Mice were fed high-fructose diets along with L. reuteri. The research team found that mice that ate fructose experienced a significant increase in the production of L. reuteri viruses in the gut when compared to animals fed glucose.
“That was an exciting observation, but we wanted to know what the mechanism was by which fructose increased virus production. So, we basically searched the DNA sequence of L. reuteri to find genes whose products could be involved in fructose metabolism. These results predicted that L. reuteri can metabolize fructose to subsequently produce acetic acid using a pathway that is conserved among bacteria.”
Focusing on the metabolic pathway, the research team found that consumption of fructose and L. reuteri increased acetic acid production in the gut of mice.

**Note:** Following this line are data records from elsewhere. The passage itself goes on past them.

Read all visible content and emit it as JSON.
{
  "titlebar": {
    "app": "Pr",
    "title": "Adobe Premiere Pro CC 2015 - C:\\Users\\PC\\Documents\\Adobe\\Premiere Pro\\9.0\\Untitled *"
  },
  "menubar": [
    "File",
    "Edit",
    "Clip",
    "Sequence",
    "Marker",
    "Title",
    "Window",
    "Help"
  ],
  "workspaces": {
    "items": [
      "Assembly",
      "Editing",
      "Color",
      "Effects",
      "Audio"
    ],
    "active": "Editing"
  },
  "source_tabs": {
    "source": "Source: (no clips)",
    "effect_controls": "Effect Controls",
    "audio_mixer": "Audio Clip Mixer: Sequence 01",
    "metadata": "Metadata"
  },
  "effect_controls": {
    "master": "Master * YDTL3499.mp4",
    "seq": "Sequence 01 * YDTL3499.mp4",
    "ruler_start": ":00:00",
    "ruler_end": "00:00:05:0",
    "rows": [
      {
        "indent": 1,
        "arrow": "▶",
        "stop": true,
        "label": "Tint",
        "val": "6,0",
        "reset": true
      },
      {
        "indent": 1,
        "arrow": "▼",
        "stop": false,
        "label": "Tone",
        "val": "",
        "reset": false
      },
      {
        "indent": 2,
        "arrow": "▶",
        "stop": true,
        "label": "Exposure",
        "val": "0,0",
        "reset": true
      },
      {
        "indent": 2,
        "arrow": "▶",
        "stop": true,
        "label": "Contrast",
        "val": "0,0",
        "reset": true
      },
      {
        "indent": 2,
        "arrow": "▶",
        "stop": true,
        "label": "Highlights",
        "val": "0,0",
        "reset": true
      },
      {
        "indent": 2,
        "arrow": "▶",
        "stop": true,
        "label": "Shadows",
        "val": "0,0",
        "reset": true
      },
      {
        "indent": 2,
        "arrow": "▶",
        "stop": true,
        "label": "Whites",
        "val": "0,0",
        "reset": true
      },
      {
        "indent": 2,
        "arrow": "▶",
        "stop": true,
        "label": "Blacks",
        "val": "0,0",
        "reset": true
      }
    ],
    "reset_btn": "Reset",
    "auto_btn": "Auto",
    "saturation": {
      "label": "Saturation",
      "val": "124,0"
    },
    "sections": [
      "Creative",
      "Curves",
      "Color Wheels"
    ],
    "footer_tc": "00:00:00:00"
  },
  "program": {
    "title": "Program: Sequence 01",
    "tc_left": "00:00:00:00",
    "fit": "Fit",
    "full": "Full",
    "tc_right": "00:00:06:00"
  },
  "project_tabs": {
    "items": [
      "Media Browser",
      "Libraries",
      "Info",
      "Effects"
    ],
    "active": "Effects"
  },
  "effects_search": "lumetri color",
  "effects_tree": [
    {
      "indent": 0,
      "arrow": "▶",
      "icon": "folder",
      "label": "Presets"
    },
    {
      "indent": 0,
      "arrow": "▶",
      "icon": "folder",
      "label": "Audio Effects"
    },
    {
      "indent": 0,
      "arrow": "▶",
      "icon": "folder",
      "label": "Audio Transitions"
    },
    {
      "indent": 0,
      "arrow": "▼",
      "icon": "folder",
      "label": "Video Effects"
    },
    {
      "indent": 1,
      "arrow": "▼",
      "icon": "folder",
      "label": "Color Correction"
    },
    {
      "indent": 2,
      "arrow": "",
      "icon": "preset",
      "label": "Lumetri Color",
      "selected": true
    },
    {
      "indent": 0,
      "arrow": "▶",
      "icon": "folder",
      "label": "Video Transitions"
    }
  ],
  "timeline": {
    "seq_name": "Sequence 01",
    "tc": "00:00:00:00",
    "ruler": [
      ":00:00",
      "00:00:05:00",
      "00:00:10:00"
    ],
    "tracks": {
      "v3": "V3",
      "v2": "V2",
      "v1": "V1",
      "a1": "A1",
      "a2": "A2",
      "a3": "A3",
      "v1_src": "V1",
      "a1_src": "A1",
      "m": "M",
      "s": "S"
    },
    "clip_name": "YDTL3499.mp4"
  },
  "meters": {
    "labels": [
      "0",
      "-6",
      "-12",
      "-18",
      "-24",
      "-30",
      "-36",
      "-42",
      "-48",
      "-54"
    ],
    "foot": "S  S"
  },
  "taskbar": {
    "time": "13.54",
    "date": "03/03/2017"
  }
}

When the research team inactivated the pathway responsible for acetic acid production, virus production by L. reuteri was nearly abolished. “These results could mean that acetic acid itself is a trigger for virus production,” explains van Pijkeren.
Acetic acid is a member of a group of chemicals known as short-chain fatty acids, which cells can use for energy. The dominant short-chain fatty acids in the human colon include acetic acid along with propionic and butyric acid. The researchers tested each of these chemicals and found that exposure to each type of fatty acid promotes the production of viruses via the same pathway that L. reuteri uses to produce acetic acid.
“So not only does fructose metabolism promote the production of viruses following acetic acid production by L. reuteri, but it’s also the exposure to short-chain fatty acids that is a trigger,” explains van Pijkeren.
Van Pijkeren’s report paves the way for future studies aiming to understand how the metabolism of a bacterium is linked to virus production, and how this can be influenced by our diet. Important questions remain, including what role these viruses play in the gut. Understanding diet-induced virus production is expected to ultimately allow researchers to tailor the robustness of select organisms, such as probiotics, in the gut and develop better ways to alter gut microbial communities
The research was published in the journal Cell Host and Microbe in their online issue on January 15 and in print in the 2019 February issue.